The 2016 Kenya Country Economic Memorandum (CEM): “From Economic Growth to Jobs and Shared Prosperity, takes a bird’s-eye view of Kenya’s economy, zooms in on some of the key bottlenecks, and proposes some “how-to” ideas.
Between 2006 and 2013, 72% of the increase in gross domestic product (GDP) came from services, the report notes. Expansion in services such as financial intermediation and mobile communications have also stimulated demand for other services, such as trade, according to the report.
The report also shows that agriculture, the mainstay of Kenya’s economy, and manufacturing have stagnated and have not created enough jobs for Kenya’s growing working age population. Most of the jobs are created by the informal economy and are concentrated in low-productivity areas such as trade, hospitality, and jua kali, entrepreneurs who can be hired to do just about any task.
“Improving the ease of doing business is vital for job creation and higher productivity. However, there is still a need for creating job opportunities for the rural poor, for poverty reduction and achieving shared prosperity,” said Apurva Sanghi, World Bank lead economist and program leader for Kenya. “Reviving agriculture, in particular, remains the pathway for poverty reduction.”

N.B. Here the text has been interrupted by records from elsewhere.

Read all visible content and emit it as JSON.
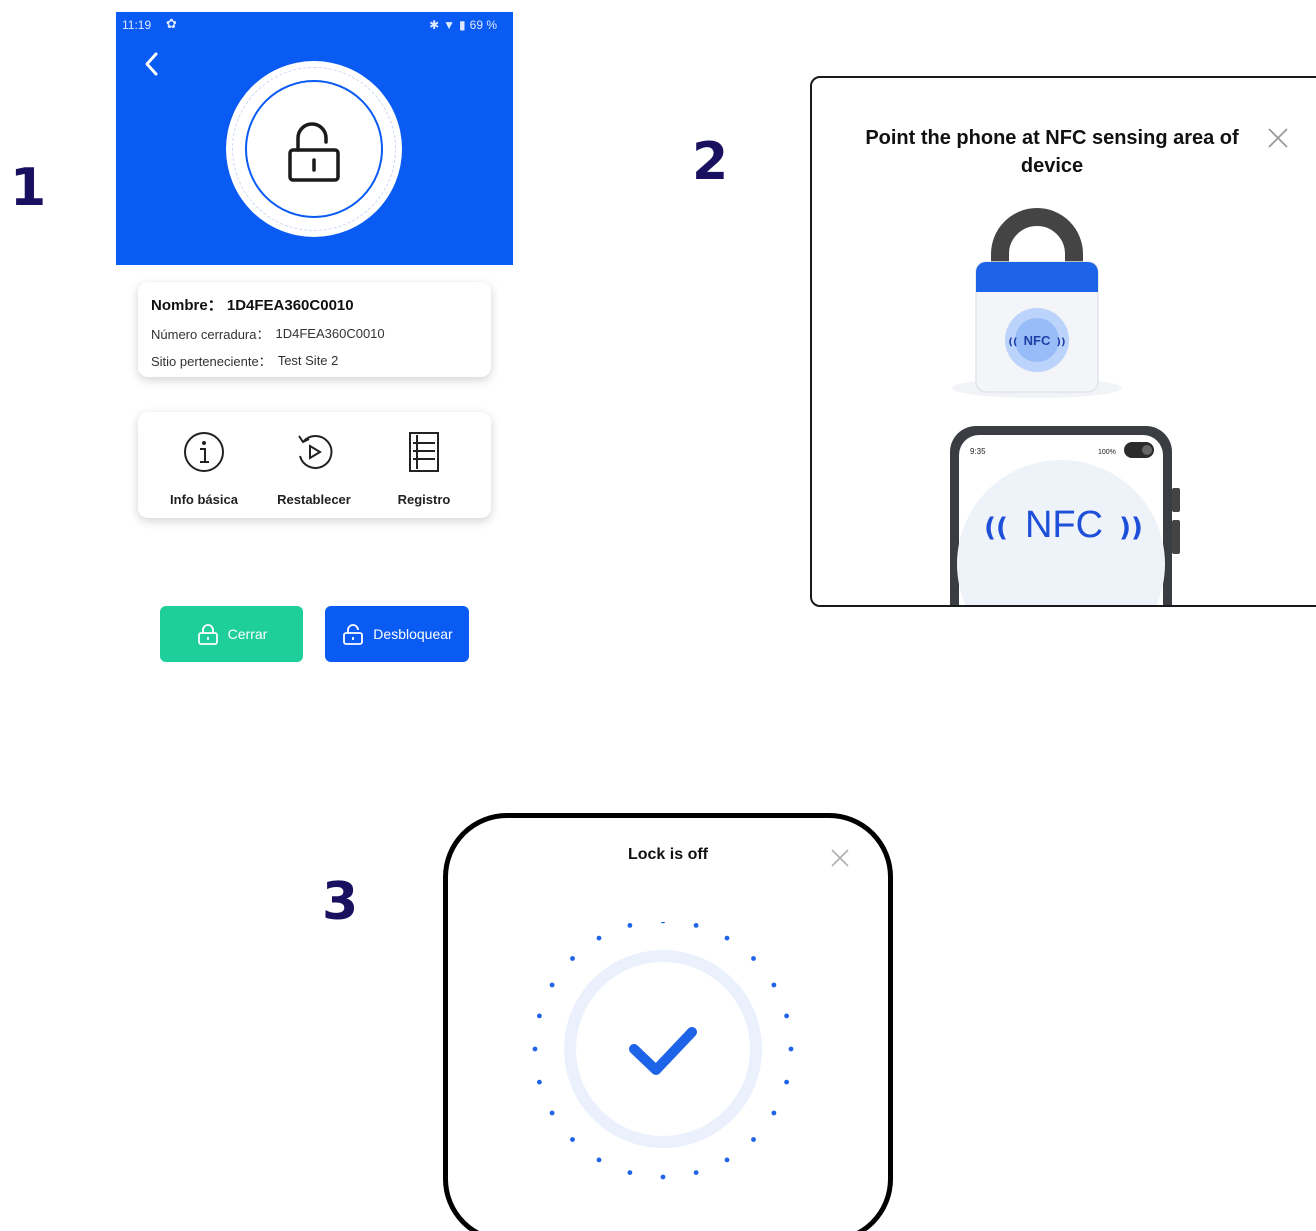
{
  "steps": {
    "one": "1",
    "two": "2",
    "three": "3"
  },
  "screen1": {
    "status": {
      "time": "11:19",
      "battery": "69 %"
    },
    "info": {
      "name_label": "Nombre：",
      "name_value": "1D4FEA360C0010",
      "lock_number_label": "Número cerradura：",
      "lock_number_value": "1D4FEA360C0010",
      "site_label": "Sitio perteneciente：",
      "site_value": "Test Site 2"
    },
    "actions": {
      "basic_info": "Info básica",
      "reset": "Restablecer",
      "record": "Registro"
    },
    "buttons": {
      "close": "Cerrar",
      "unlock": "Desbloquear"
    },
    "colors": {
      "primary": "#0a5bf4",
      "close_btn": "#1ecf9b"
    }
  },
  "screen2": {
    "title": "Point the phone at NFC sensing area of device",
    "lock_badge": "NFC",
    "phone_time": "9:35",
    "phone_battery": "100%",
    "phone_label": "NFC"
  },
  "screen3": {
    "title": "Lock is off"
  }
}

According to the report, accelerating growth to meet Kenya’s development goals requires technological advances and innovation that raise firms’ productivity, as only a few Kenyan firms have come up with products that are actually new to the domestic market. It will also require macroeconomic stability to boost investment and savings, the report adds. As the government strives to build its energy and transport infrastructure, the report recommends improvements in the public investment management process and better execution.
The report also highlights the recent discovery of oil as an opportunity for raising Kenya’s growth. If used prudently, it can contribute to achieving the country’s Vision 2030 goals, and with appropriate management of resource revenues, it can generate resources that could be used to raise public investment, human capital, and productivity in the non-resource sectors of the economy.
The Country Economic Memorandum is a strategic World Bank product that analyzes key aspects of the country’s economic development, with the main aim of providing an integrated and long-term perspective of the country’s development priorities. This particular edition of the Kenya CEM has benefitted from extensive review from various stakeholders, including the government, academia and private sector.